The essence of good policy is good strategy. Some strategic principles can guide your new administration as it charts its course.
—Timing and preparation are critical aspects of strategy. The fertile moment may come suddenly and evaporate as quickly. The administration that is well prepared is ready to act when the time is ripe.
—The need for a long-term point of view is essential to allow for the time, the coherence, and the predictability so necessary for success. This long-term view is as important for day-to-day problem-solving as for the making of large policy decisions. Most decisions in government are made in the process of responding to problems of the moment. The danger is that this daily ﬁre-ﬁghting can lead the policy maker farther and farther from his goals. A clear sense of guiding strategy makes it possible to move in the desired direction in the unending process of contending with issues of the day.
Many failures of government can be traced to an attempt to solve problems piecemeal.
—Consistency in policy is critical to effectiveness. Individuals and business enterprises plan on a long-range basis. They need to have an environment in which they can conduct their affairs with conﬁdence.
The fundamental areas of economic strategy concern the budget, taxation, regulation, and monetary policy.

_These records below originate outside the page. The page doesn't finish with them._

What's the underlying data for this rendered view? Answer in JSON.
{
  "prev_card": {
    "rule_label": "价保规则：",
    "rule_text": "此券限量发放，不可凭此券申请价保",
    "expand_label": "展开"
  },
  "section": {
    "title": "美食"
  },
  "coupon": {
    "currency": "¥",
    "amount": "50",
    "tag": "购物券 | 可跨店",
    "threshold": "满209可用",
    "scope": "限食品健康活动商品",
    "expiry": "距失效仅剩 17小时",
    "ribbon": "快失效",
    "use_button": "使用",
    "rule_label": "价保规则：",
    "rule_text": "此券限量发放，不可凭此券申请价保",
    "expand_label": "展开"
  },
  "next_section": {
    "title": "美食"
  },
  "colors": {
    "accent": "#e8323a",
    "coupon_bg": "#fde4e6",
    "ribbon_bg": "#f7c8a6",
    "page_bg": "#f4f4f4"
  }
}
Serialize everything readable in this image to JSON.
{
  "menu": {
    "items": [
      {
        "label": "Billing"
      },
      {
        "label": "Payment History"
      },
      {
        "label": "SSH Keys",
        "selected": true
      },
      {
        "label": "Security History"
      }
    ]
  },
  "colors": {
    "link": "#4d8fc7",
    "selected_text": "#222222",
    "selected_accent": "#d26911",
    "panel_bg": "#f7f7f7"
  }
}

Prompt action in each of these areas is essential to establish both your resolve and your capacity to achieve your goals.
Our committee went on to comment on speciﬁc policy areas.
—Your most immediate concern upon assuming the duties of the president will be to convince the ﬁnancial markets and the public at large that your anti-inﬂation policy is more than rhetoric. Get the budget under control.
—Your tax proposal should be presented early in the new administration in tandem with other key elements of your economic program. We consider that the key ingredients should be your proposals for the Kemp-Roth cut in personal income tax rates, simpliﬁcation and liberalization of business depreciation, and a cut in effective taxes on capital gains.
—The current regulatory overburden must be removed from the economy. Equally important, the ﬂood of new and extremely burdensome regulations that the agencies are now issuing or planning to issue must be drastically curtailed.
—Many of our economic problems today stem from the large and increasing proportion of economic decisions being made through the political process rather than the market process. An important step to demonstrate your determination to rely on markets would be the prompt end of wage and price guidelines and elimination of the Council on Wage and Price Stability.
—A steady and moderate rate of monetary growth is an essential requirement both to control inﬂation and to provide a healthy environment for economic growth. We have not had such a policy.
With these fundamentals in place, the American people will respond.
As the conviction grows that the policies will be sustained in a consistent manner over an extended period, the response will quicken and a healthy US economy will restore the credibility of our dollar on world markets, contribute signiﬁcantly to smoother operation of the international economy, and enhance America’s strength in the world.
These ideas were consistent with positions President Reagan had taken during his election campaign. He followed through on implementing them and the long-run results were spectacular. President Reagan showed courage as he held a political umbrella over Paul Volcker at the Fed, despite warnings from political advisers of a recession and political losses in the midterm election. He took the view that inﬂation must be dealt with and he accepted a short-term hit in order to achieve long-term gains for the economy. By early 1983, inﬂation was under control, tax-cut incentives had kicked in, and the economy was taking off.